Custom Elements: an ecosystem still being worked out - Tales of a Developer Advocate

Really, really smart thinking from Paul here, musing on the power relationship between the creators of custom elements and the users of custom elements.

Create a MarkDown tag - JSFiddle

This is nice example of a web component that degrades gracefully—if custom elements aren’t supported, you still get the markdown content, just not converted to HTML.

<ah-markdown>
## Render some markdown!
</ah-markdown>

The Lost Art of HTML | shaunrashid.com

Building a good foundation using HTML is like building a good foundation for a house. Without it, you run the risk of having to deal with issues that are difficult and expensive to fix later on.

From WordPress to Apple News, Instant Articles, and AMP - The Media Temple Blog

Chris runs through the process and pitfalls of POSSEing a site (like CSS Tricks) to Apple’s News app, Facebook’s Instant Articles, and Google’s AMP.

Hey, whatever you want. As long as…

  1. It’s not very much work
  2. The content’s canonical home is my website.

I just want people to read and like CSS-Tricks.

Responses To The Screen Reader Strategy Survey | HeydonWorks

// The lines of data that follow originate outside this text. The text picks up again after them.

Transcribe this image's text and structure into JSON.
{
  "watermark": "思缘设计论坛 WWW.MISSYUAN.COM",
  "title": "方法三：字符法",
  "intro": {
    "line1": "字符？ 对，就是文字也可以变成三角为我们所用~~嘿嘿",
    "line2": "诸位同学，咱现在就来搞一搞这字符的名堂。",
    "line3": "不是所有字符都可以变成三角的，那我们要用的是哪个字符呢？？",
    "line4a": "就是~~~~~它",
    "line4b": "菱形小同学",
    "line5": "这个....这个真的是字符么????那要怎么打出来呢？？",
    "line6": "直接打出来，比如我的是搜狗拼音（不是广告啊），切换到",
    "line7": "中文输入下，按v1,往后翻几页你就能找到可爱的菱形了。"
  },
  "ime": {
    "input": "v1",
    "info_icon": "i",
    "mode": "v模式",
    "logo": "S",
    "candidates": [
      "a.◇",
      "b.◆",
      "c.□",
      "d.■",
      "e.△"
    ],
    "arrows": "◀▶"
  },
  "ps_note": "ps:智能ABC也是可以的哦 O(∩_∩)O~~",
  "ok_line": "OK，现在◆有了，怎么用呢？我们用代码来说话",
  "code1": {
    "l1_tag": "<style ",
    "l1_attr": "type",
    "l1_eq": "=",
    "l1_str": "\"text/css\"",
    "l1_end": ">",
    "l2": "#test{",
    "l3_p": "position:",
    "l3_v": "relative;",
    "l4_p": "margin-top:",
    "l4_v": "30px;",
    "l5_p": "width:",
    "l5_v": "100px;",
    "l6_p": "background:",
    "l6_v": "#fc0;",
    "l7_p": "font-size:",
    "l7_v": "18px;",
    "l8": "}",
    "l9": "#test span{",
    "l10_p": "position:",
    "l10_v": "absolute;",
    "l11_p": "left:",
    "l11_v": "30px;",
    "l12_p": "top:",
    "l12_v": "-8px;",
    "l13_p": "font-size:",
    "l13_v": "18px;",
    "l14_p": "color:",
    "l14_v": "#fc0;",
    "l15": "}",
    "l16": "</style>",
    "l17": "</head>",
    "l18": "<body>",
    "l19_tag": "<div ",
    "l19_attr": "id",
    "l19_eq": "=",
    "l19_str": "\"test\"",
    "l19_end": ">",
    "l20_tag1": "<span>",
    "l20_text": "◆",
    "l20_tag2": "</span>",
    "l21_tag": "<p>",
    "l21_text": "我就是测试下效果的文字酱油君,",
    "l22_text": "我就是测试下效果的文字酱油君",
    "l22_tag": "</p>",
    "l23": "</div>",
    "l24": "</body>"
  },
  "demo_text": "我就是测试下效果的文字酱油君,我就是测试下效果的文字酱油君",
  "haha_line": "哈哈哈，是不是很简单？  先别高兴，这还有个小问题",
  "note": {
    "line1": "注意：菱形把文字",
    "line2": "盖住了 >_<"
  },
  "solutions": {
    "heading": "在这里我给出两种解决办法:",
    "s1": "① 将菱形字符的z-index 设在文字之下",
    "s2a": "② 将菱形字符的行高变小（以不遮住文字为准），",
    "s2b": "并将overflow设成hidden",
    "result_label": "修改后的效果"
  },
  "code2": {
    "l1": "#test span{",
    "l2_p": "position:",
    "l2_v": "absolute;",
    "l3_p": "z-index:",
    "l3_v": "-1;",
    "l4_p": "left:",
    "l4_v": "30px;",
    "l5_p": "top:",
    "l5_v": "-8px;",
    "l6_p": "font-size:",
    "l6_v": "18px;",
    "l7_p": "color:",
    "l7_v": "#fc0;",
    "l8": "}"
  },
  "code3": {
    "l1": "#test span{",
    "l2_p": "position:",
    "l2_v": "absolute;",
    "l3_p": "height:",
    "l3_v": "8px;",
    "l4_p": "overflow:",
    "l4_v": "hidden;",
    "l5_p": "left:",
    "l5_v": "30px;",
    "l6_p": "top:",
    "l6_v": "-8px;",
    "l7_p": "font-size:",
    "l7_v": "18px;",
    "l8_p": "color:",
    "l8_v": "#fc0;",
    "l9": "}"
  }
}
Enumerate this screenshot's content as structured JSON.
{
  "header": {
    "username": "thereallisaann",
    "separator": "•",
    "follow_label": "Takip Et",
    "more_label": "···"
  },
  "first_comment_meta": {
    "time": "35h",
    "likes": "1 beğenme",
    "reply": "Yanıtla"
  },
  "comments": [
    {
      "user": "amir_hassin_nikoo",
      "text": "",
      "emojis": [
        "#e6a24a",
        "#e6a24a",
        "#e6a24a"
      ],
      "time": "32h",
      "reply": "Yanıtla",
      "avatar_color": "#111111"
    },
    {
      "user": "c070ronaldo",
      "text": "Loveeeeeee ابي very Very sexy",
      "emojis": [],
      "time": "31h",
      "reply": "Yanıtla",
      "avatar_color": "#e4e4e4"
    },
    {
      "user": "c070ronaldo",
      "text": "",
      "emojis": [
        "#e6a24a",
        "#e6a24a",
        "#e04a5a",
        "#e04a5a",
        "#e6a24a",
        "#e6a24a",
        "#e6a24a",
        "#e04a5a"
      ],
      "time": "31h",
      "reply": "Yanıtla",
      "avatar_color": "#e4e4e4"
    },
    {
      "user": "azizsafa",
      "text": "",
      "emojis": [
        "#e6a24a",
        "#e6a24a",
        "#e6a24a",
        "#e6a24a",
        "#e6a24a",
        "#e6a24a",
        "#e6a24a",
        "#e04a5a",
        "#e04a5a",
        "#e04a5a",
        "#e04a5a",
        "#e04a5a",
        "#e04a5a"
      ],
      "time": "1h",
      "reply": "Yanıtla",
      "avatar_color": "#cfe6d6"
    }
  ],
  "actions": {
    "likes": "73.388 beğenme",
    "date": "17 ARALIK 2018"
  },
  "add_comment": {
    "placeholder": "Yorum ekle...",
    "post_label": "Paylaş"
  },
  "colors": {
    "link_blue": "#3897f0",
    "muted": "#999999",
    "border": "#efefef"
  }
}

Heydon asked screen readers some questions about their everyday interactions with websites. The answers quite revealing: if you’re using headings and forms correctly, you’re already making life a lot easier for them.

I Wanted To Type a Number | Filament Group, Inc., Boston, MA

Choosing the right input type for your form field.

Aria-Controls is Poop | HeydonWorks

I wrote a while back about how I switched from using a button to using a link for progressive disclosure patterns. That looks like it was a good move—if I use a button, I’d need to use aria-controls and, as Heydon outlines here, the screen reader support is pants.

MarkApp: Building apps with HTML

Here’s an interesting collection from Lea: small JavaScript libraries that do their configuration declaratively via HTML, rather than in JavaScript.

Start Building Accessible Web Applications Today - Course by @marcysutton @eggheadio

A great series of short videos from Marcy on web accessibility.

Progressive Enhancement for JavaScript App Developers | De Voorhoede

Build JS apps responsibly - cover your basics, render strategically and enhance into true apps.

Web Design in 4 minutes

This is a wonderful way of progressively explaining the layered approach to building for the web that Charlotte was teaching in her Codebar workshop.

A Code Review, Or Yet Another Reason to Love the Web | Brad Frost

I love this back and forth between Brad and Jonathon. I think they’ve both got some good ideas:

  • I agree with Brad that you can start marking up these kind of patterns before you’ve got visual designs.
  • I agree with Jonathon that it’s often better to have a generic wrapper element to avoid making assumptions about which elements will be used.

shawnbot/custom-elements: All about HTML Custom Elements

A good introduction to custom elements, one piece of the web components stack.

That said, when using custom elements—or anything involving JavaScript, for that matter—you should always design experiences for progressive enhancement, and plan for the possibility that JavaScript isn’t enabled or available.

Hmmm …that’s kind of hard when JavaScript is required to make custom elements work at all.

Accessibility Matters: Meet Our New Book, “Inclusive Design Patterns” (Pre-Release) – Smashing Magazine

I think it’s a safe bet that this new book by Heydon will be absolutely brilliant.

It’s a handbook with valuable, time-saving techniques that will help you avoid hacky workarounds and solve common issues effectively.